The present invention relates to trolling motor controllers used to control small electric propulsion units on recreational fishing boats when engaged in fishing activities.
2. Description of the Prior Art
Many small recreational fishing vessels are equipped with electric trolling motors which are used to maneuver the vessel when fishing at a desired location. Such motors have the advantages of running for extended periods of time on little energy and with minor disturbance of the water surrounding the vessel.
It is desirable to be able to comfortably control these trolling motors from the station from which the fisherman engages in fishing activities. The prior art shows control arms extending from the head of the motor and also remote control units which are foot controlled. For instance, U.S. Pat. No. 3,602,181, issued Aug., 1971 to G. H. Harris shows a foot operated remote controller for a trolling motor.
U.S. Pat. No. 3,861,348, issued Jan. 21, 1975 to J. C. Beierle shows a control arm directly attached to a trolling motor.
U.S. Pat. No. 4,604,066, issued Aug. 5, 1986 to C. R. Davatz shows a mechanical hand control assembly meant to be attached to a specific foot control pedal.
U.S. Pat. No. 4,698,032, issued Oct. 6, 1987 to D. A. Hill shows a telescoping control arm directly attached to a trolling motor.
U.S. Pat. No. 5,052,325, issued Oct. 1, 1991 to M. Rhines shows a chair mounted controller for a trolling motor.
Japanese Pat. No. 62-289499, issued Dec. 16, 1987 to T. Hosoya shows a trolling motor with a control handle.
None of the above inventions and patents, taken either singly or in combination, is seen to describe the instant invention as claimed.
It is desirable when fishing to have continual access to the trolling motor controller at the station from which one fishes. It is important that the controller not interfere with the operator's balance in the boat nor interfere with the fishing apparatus. As discussed above controllers with arms which attach directly to the motor have been developed. However, these type of devices require that the fisherman maintain a close proximity to the motor mount. These devices also require the arm to be horizontally rotated to steer the motor. This rotation can cause the control arm to be in an inaccessible or inconvenient position at times. Also developed to overcome some of these disadvantages are remote control devices which are operated by the operator's foot. These foot controllers also have disadvantages in certain boats and conditions. These controllers require that an operator control the vessel with a foot which precludes maintaining a solid stance in the vessel usually at times when sure footing is most needed, such as when accelerating or turning the vessel.

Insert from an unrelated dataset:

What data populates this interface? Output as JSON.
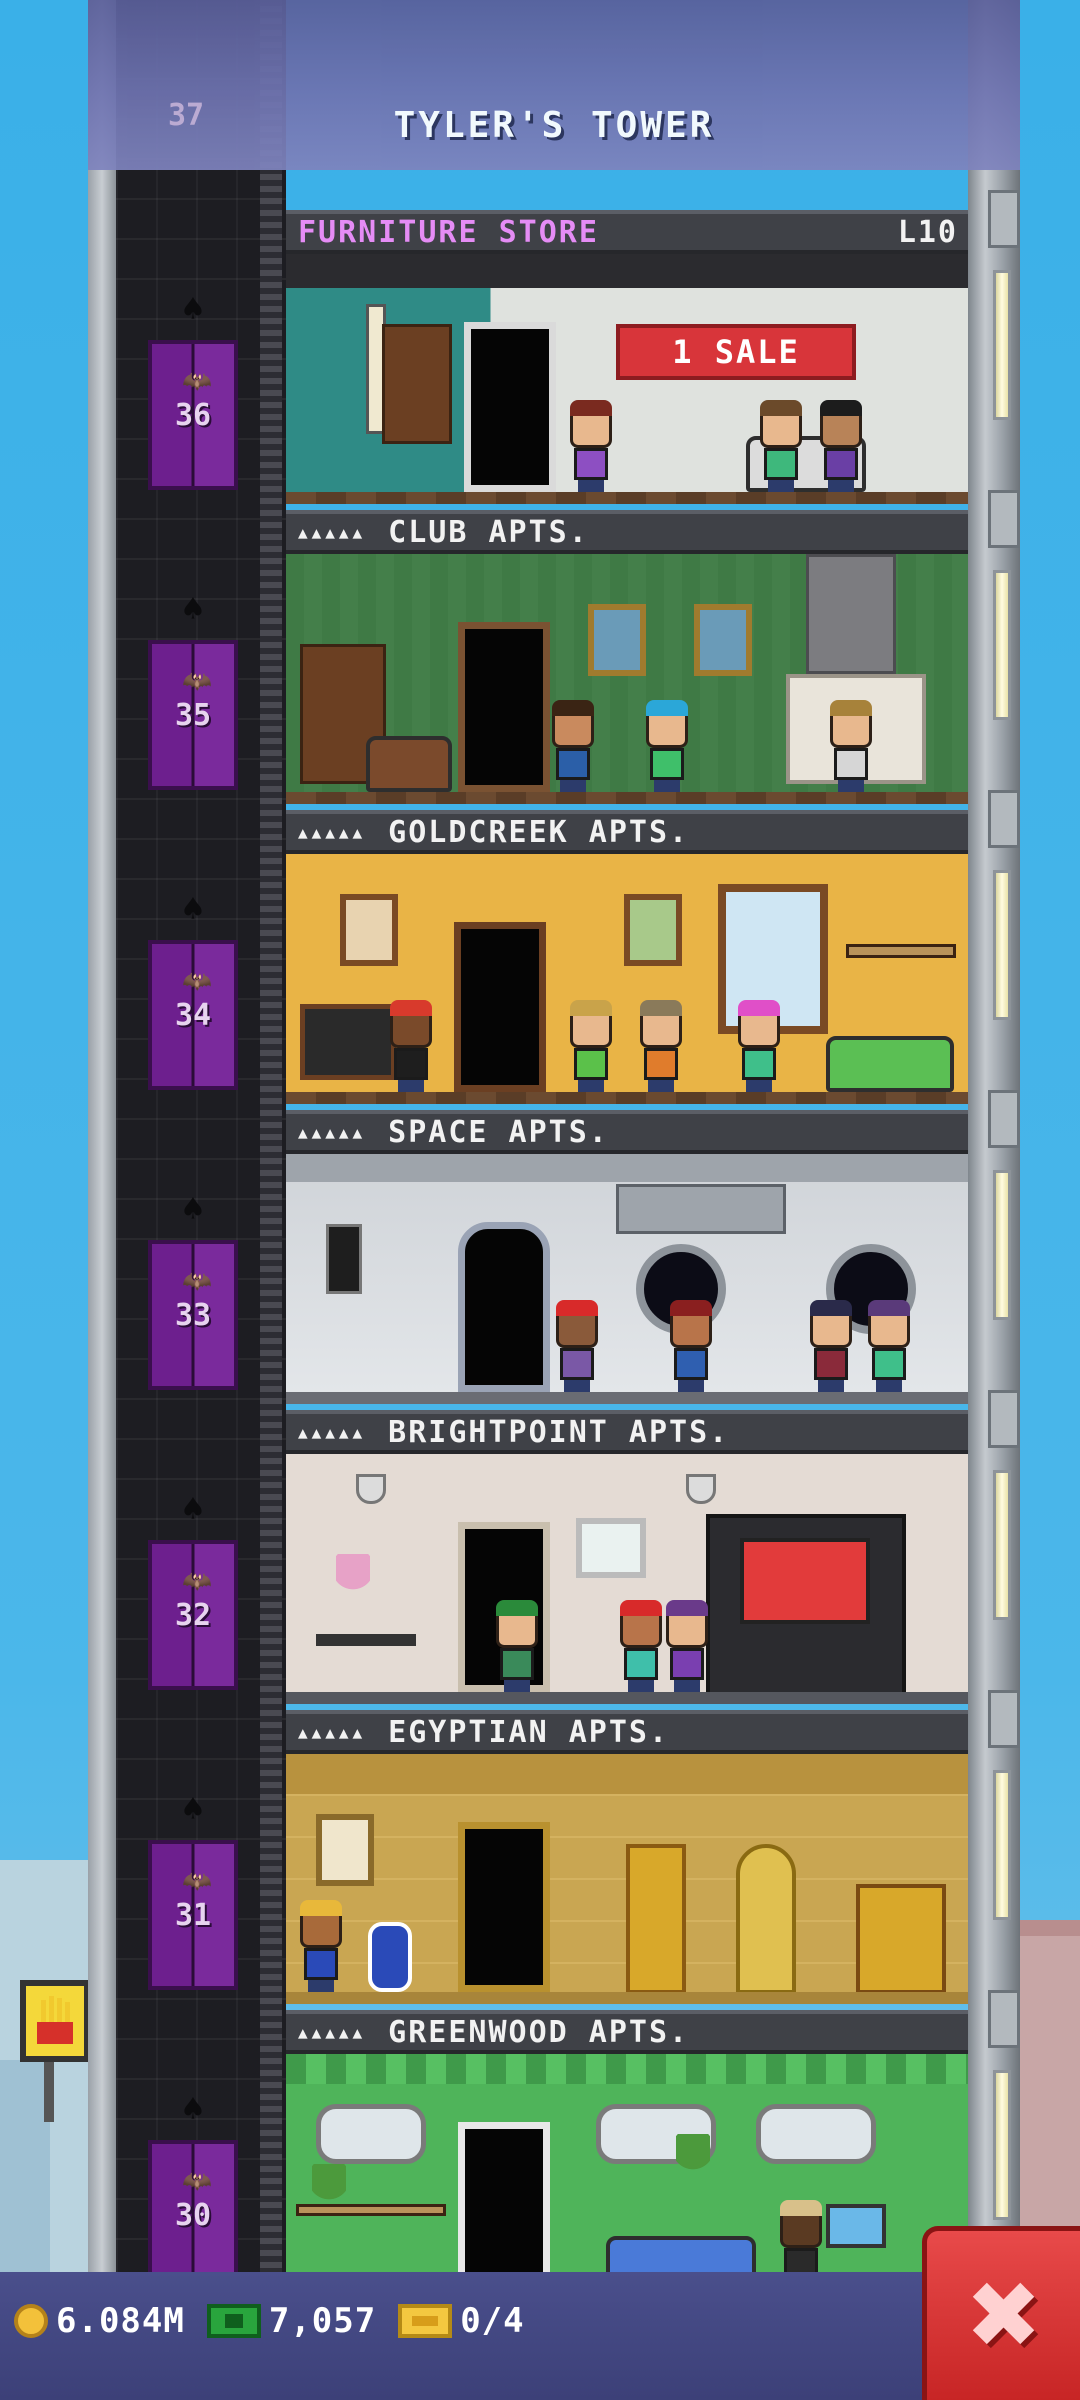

The present invention is a hand control station which allows the operator to maintain a solid stance in the vessel while controlling a trolling motor. The hand control station includes a telescoping shaft connected at one end to a base through an adjustable cog clamp. At the other end is a hand grip including a speed control knob and a power switch. The shaft is connected to the motor's steering cable through the base so one may steer the vessel by pushing or pulling on the shaft. This configuration allows the base to be located anywhere on the vessel and allows the handgrip to be conveniently positioned anywhere around the base for continual access. This arrangement allows an operator to have both feet firmly planted on deck and may also help maintain the operator's balance, as the controller is grasped in the hand when used to remotely control the operation of a trolling motor. These characteristics sharply reduce the chance of the operator being thrown overboard.
Accordingly, it is a principal object of the present invention to provide a convenient remote hand control station for electric trolling motors.

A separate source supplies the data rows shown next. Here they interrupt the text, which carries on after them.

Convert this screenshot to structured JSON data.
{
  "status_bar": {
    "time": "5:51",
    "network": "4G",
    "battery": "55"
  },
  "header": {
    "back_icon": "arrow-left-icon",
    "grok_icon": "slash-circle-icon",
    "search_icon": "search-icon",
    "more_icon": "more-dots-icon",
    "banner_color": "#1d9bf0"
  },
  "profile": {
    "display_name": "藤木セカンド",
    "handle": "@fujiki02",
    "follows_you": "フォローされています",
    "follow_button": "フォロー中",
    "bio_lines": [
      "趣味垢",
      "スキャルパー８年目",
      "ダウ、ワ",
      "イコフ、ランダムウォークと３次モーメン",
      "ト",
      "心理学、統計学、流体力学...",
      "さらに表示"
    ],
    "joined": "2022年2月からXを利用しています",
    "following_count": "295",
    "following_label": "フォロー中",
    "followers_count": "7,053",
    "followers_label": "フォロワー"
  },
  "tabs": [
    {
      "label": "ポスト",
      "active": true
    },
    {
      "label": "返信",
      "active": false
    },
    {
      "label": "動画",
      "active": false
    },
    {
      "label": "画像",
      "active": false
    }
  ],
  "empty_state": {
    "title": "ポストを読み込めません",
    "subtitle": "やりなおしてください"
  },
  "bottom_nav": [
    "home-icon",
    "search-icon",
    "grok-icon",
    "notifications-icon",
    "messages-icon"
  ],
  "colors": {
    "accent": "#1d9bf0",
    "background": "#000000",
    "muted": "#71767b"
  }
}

It is another object of the invention to provide a remote hand control station that will assist and will not interfere with an operators balance.
It is a further object of the invention to provide a remote hand control station that is totally adjustable such that it may be located at any convenient location around the operator.
It is an object of the invention to provide improved elements and arrangements thereof in an apparatus for the purposes described which is inexpensive, dependable and fully effective in accomplishing its intended purposes.